A solid start for school-finance reform
It’s been clear since before the current session of the Colorado Legislature was called to order that revamping the state’s School Finance Act would be among the most important tasks facing lawmakers this year.
This week, state Sen. Mike Johnston, D-Denver and Rep. Millie Hamner, D-Frisco, have stepped into the breach, with a 144-page draft bill aimed at making necessary changes. Hamner’s district includes part of Delta County.
We have not delved into every detail of the proposal, but a synopsis of the measure shows it attacks some of the critical problems of school funding in Colorado. It could greatly benefit School District 51, which has historically been at the bottom or near the bottom of the state’s per-pupil funding system.
But even if the Johnston-Hamner plan is passed by the Legislature, none of it will be implemented unless voters in Colorado approve a ballot measure in November to raise taxes to increase funding for schools. Exactly what such a ballot measure will look like is not clear, since no ballot language has been put forth, as yet.

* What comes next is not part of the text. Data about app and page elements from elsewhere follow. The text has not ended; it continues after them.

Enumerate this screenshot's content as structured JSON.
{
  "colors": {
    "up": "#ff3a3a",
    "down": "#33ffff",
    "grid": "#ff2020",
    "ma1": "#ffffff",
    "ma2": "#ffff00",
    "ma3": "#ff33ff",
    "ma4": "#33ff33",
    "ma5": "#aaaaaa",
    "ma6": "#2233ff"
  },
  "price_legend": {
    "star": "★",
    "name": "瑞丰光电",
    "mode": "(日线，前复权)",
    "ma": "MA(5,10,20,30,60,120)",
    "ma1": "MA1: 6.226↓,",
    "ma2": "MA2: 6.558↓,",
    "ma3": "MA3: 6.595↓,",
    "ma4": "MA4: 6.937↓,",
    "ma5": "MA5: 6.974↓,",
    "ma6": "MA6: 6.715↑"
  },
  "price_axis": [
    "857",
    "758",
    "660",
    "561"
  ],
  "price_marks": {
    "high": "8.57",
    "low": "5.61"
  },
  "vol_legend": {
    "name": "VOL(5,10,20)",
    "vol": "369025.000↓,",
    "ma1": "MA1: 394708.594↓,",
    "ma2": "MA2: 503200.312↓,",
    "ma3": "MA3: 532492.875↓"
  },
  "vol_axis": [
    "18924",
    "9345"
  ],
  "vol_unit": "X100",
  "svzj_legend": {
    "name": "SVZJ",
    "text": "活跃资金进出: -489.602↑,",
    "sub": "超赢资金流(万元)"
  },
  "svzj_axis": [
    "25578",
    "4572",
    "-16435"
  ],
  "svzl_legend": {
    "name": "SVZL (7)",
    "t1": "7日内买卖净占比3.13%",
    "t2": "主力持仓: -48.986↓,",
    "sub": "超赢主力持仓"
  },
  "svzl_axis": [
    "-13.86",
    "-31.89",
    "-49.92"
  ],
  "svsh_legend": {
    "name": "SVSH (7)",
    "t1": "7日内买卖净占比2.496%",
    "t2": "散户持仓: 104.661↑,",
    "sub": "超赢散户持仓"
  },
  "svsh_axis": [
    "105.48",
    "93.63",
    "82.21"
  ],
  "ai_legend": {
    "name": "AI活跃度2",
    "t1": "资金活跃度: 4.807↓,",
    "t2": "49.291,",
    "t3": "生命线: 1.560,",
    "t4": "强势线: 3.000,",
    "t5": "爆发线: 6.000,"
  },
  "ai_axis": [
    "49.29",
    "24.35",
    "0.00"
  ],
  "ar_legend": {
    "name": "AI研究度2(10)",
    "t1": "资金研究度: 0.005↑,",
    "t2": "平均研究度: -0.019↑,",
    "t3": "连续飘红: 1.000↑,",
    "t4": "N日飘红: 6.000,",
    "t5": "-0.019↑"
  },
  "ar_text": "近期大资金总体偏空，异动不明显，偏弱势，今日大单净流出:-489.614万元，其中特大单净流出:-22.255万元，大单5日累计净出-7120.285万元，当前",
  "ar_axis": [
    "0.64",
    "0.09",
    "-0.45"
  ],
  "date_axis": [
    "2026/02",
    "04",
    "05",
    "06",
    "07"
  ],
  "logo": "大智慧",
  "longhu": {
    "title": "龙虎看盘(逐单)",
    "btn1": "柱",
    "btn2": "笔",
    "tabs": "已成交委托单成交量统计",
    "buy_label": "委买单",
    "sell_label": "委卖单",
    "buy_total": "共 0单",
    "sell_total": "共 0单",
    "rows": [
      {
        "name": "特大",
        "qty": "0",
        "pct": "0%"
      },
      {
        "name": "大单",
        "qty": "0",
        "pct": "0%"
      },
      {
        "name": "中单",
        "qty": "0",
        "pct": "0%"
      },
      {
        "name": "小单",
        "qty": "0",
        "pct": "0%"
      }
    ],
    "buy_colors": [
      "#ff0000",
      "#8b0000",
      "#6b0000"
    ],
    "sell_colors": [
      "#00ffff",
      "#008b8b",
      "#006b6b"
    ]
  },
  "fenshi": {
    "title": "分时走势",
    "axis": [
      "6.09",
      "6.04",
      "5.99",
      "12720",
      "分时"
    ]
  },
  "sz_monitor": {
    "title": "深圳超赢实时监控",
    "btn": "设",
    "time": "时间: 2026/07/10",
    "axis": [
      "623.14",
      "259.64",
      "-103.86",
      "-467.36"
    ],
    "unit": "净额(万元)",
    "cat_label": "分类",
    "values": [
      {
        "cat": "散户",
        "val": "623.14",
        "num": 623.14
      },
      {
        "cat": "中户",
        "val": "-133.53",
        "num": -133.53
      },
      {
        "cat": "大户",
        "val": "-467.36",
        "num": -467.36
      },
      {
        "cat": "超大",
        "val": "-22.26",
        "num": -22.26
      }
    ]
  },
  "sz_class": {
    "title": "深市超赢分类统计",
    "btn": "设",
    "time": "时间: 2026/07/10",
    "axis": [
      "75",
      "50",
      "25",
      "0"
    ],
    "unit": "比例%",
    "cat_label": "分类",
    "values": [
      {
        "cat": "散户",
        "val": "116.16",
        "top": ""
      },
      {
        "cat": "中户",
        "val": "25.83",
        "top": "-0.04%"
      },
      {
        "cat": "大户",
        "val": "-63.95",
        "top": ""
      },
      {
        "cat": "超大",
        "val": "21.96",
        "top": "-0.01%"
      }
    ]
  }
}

However, Johnston and Hamner have said they want to increase education funding by $750 million to $1.1 billion a year. To give readers an idea of what that would require, raising the state sales and use tax 1 cent, from 2.9 cents to 3.9 cents per dollar would raise approximately $870 million in new revenue, according to a revenue forecast for the 2012-2013 fiscal year prepared by the Colorado Legislative Council.
The same forecast showed that raising the state income tax by 1 percentage point — from its current level of 4.63 percent to 5.63 percent — would generate about $1.3 billion million in additional revenue this year.
If voters are persuaded to raise taxes for schools, and if the legislation is approved in close to its current draft, it would benefit School District 51 in several ways.
First, the basic formula for state funding and local property taxes would be based on a statewide average for all districts rather than the current system that has several different tiers. For the past 20 years, District 51 has been left to languish in the lowest-funded tier.
Additionally, there would be provisions to grant school districts more money based on the percentage of low-income students in each district. Because District 51 has a relatively high level of students receiving free or reduced cost lunches, such a provision could help this district significantly.
Another part of the bill would set up a special fund to help school districts comply with the many unfunded state mandates that have been created by the Legislature. Those mandates have provoked regular — and quite reasonable — complaints from school districts around the state.
There are significant problems that must be addressed with regard to school funding in Colorado. We applaud Johnston and Hamner for offering a detailed proposal which attempts to accomplish just that.